Problem: Within the data below, tally the lines that contain "remote" and state only the total.

(Interface dataset entries)
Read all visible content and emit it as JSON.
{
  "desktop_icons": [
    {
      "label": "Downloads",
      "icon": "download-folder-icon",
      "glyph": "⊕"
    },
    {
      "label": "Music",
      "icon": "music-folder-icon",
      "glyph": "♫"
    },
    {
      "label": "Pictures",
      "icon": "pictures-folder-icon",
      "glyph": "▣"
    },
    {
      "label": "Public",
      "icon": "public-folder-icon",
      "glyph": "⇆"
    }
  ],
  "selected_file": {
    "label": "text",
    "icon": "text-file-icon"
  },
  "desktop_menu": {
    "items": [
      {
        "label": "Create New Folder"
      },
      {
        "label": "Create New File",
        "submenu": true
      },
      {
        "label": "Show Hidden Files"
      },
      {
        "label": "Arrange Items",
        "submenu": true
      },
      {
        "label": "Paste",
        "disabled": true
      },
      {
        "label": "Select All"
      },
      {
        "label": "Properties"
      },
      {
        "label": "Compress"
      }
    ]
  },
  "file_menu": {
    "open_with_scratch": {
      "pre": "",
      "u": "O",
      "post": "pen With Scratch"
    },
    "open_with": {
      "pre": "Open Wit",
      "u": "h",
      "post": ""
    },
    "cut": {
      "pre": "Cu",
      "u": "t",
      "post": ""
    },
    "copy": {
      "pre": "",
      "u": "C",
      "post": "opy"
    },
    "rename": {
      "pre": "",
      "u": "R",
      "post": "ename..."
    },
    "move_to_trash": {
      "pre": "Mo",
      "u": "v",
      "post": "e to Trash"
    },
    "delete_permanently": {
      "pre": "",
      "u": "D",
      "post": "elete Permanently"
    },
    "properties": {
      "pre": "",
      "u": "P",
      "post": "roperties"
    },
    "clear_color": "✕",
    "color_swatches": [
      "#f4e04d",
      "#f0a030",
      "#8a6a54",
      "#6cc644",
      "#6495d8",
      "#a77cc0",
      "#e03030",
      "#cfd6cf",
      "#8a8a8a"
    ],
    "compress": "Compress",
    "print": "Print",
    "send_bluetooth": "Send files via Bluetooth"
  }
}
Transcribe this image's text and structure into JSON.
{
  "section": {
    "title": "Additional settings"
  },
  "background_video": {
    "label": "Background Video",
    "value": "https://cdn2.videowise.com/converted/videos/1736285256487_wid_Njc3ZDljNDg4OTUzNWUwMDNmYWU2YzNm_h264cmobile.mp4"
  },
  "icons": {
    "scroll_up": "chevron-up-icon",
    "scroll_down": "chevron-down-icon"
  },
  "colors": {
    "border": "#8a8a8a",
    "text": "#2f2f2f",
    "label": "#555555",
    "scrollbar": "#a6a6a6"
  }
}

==

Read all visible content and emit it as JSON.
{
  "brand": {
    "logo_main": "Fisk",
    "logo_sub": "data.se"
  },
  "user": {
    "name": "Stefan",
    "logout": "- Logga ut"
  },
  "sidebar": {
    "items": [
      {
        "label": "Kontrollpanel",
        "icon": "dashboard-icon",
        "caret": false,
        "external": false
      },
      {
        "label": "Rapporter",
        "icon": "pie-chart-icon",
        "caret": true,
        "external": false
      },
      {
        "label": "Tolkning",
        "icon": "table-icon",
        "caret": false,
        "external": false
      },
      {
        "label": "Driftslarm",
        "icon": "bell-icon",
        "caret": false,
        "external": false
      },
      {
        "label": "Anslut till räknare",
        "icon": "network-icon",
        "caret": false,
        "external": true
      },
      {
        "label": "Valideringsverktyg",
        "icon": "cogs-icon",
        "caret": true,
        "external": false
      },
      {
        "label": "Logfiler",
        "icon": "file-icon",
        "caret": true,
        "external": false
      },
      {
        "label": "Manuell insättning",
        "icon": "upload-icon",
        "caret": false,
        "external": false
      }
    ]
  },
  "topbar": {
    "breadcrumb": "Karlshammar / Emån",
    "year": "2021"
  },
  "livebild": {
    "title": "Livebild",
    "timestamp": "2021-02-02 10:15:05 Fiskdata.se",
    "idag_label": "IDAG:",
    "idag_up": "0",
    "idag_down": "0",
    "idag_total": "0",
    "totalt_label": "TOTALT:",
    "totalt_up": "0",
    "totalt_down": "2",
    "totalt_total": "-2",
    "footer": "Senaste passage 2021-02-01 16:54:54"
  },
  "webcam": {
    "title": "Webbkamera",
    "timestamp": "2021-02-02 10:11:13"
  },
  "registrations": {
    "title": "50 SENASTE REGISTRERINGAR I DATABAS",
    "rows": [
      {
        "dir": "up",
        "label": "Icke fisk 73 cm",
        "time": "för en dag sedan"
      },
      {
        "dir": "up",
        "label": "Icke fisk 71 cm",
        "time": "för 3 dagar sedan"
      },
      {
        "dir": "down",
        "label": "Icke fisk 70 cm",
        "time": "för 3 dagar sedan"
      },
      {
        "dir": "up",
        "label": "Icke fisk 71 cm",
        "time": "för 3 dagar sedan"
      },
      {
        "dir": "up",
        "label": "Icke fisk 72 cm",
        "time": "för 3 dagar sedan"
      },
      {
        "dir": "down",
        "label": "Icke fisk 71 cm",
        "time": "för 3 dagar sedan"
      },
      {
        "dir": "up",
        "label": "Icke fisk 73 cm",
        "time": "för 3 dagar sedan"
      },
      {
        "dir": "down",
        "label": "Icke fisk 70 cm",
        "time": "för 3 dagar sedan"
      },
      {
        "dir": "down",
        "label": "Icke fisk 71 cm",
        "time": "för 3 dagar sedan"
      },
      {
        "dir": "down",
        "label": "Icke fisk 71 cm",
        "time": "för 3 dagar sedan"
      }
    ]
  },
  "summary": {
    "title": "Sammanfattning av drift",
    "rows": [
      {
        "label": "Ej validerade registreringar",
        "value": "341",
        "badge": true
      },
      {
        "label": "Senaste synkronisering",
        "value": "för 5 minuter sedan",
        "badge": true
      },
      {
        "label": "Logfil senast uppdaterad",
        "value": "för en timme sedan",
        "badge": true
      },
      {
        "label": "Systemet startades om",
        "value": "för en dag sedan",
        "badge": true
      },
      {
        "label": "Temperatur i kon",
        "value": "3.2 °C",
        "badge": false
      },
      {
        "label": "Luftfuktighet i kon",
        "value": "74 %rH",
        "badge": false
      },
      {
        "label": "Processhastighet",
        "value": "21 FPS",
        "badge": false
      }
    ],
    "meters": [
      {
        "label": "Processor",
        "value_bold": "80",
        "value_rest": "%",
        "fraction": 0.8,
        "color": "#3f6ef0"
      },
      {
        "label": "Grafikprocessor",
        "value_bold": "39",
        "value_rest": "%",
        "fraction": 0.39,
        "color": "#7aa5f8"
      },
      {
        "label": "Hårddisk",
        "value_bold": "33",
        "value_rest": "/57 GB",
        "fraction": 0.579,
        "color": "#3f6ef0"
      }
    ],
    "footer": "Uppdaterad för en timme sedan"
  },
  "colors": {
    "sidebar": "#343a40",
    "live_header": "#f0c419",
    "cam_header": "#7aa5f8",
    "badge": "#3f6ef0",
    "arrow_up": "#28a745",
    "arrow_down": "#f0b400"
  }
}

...

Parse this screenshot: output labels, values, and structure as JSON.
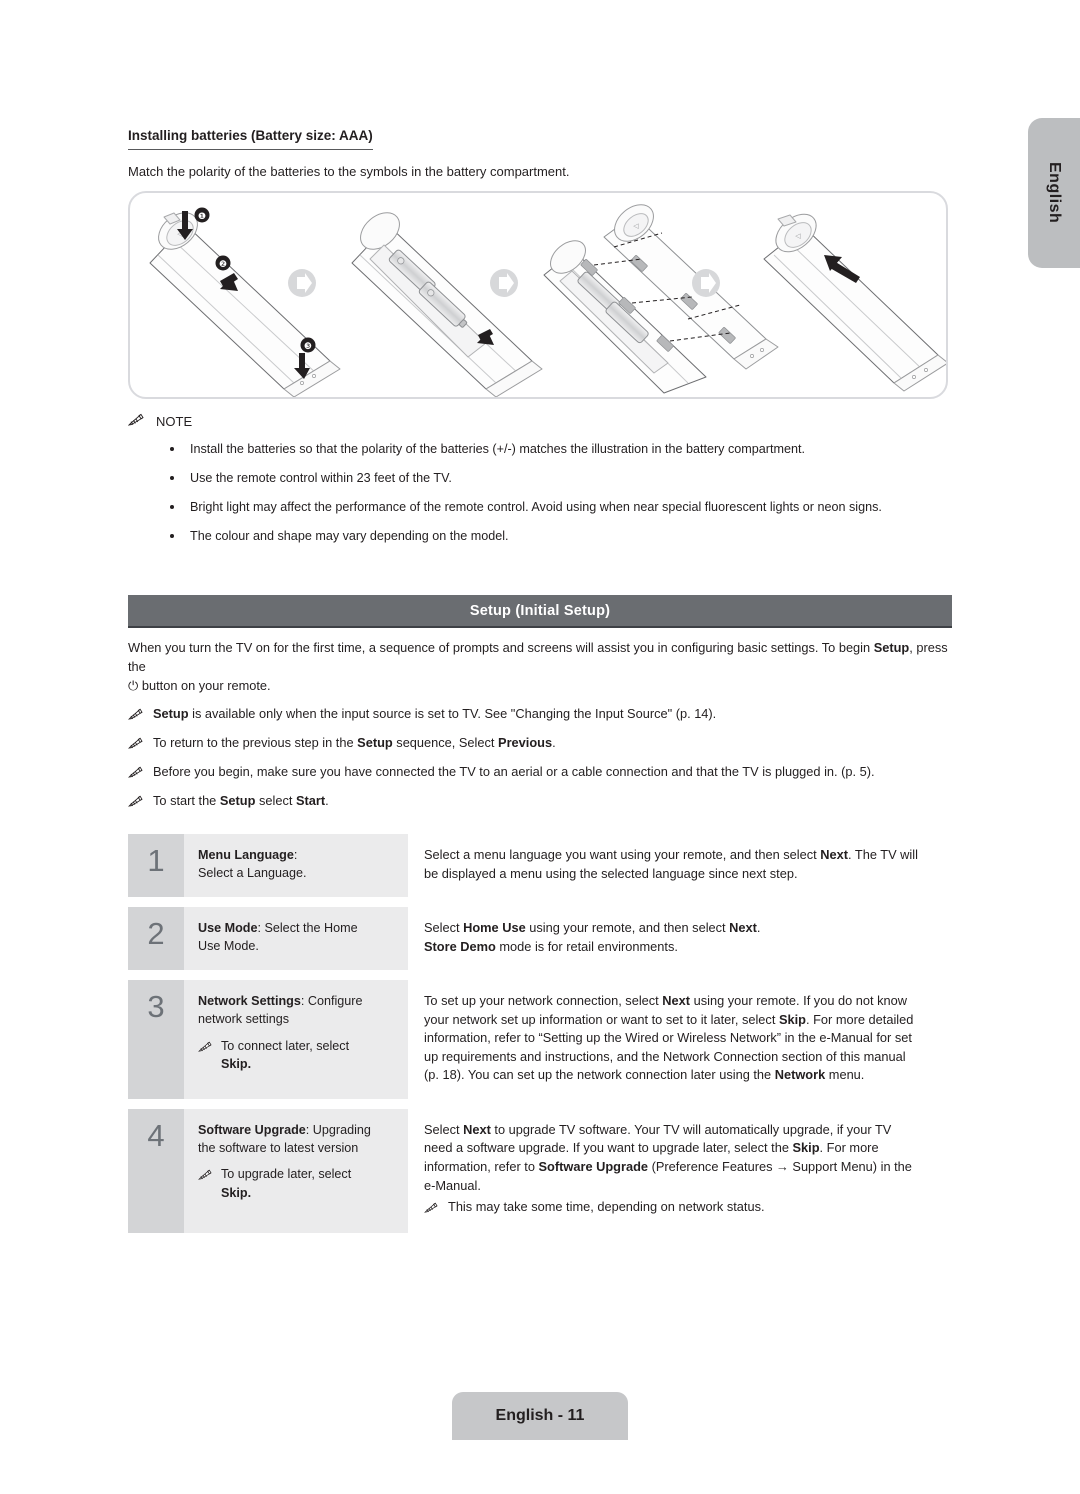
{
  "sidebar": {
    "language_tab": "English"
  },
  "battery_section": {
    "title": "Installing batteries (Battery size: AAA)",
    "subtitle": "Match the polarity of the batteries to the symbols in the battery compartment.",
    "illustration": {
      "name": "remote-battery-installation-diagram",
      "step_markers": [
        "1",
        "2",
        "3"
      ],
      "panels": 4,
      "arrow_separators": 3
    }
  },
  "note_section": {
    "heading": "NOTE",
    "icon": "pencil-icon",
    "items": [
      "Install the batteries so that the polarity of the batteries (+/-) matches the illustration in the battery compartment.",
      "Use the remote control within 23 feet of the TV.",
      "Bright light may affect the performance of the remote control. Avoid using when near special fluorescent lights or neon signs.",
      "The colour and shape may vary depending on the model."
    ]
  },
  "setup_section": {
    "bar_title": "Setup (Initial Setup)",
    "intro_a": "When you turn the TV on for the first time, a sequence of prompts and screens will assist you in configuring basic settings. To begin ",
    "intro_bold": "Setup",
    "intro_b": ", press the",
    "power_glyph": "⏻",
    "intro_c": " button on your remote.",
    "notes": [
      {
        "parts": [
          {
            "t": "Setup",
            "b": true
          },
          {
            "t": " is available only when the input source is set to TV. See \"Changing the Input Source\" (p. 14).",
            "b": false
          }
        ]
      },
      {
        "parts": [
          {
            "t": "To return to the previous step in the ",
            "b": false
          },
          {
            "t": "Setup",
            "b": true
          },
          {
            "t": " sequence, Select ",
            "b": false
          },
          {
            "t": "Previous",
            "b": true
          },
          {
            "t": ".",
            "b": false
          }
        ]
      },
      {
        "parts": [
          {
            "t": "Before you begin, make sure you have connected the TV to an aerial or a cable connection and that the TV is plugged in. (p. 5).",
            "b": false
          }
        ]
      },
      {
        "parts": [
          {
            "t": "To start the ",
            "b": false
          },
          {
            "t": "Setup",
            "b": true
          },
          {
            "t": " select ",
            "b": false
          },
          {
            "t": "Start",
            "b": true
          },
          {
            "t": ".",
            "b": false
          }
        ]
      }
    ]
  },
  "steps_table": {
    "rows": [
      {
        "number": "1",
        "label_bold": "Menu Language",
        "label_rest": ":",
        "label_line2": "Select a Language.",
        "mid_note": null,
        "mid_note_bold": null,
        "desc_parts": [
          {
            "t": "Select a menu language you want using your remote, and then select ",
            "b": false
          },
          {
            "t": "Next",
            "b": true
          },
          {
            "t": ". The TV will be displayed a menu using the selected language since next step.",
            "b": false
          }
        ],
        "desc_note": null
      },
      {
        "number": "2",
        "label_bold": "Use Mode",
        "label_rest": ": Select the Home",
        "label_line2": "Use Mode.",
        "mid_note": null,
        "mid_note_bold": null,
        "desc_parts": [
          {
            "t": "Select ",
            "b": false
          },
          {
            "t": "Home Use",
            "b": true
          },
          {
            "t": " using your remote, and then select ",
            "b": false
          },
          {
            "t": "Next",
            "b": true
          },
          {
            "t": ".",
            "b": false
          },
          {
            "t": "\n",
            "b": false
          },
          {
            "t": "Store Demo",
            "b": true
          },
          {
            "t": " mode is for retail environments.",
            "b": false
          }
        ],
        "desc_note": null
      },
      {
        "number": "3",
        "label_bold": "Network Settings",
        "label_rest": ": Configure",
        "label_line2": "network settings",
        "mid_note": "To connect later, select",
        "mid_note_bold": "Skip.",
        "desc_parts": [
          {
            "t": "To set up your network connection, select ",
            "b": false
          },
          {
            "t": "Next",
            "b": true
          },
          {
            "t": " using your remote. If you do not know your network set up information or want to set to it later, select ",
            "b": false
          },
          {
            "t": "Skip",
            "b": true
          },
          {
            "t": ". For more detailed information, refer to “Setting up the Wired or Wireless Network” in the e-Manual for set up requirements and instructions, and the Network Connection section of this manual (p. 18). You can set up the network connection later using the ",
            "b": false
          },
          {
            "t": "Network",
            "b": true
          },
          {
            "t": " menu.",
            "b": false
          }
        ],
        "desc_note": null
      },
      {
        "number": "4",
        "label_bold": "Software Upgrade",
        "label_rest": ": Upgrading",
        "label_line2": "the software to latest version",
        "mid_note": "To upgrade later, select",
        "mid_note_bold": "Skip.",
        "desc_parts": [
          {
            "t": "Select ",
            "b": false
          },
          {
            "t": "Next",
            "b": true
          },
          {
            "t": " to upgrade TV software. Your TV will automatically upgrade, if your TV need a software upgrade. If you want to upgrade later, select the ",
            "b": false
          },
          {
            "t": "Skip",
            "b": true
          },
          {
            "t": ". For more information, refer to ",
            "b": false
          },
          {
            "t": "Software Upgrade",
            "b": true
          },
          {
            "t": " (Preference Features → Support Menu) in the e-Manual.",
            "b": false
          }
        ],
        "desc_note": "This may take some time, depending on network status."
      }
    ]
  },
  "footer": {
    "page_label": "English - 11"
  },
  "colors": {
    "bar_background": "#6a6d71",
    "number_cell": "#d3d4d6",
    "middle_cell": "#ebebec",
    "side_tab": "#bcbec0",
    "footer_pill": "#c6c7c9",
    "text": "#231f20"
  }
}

Your solution: 7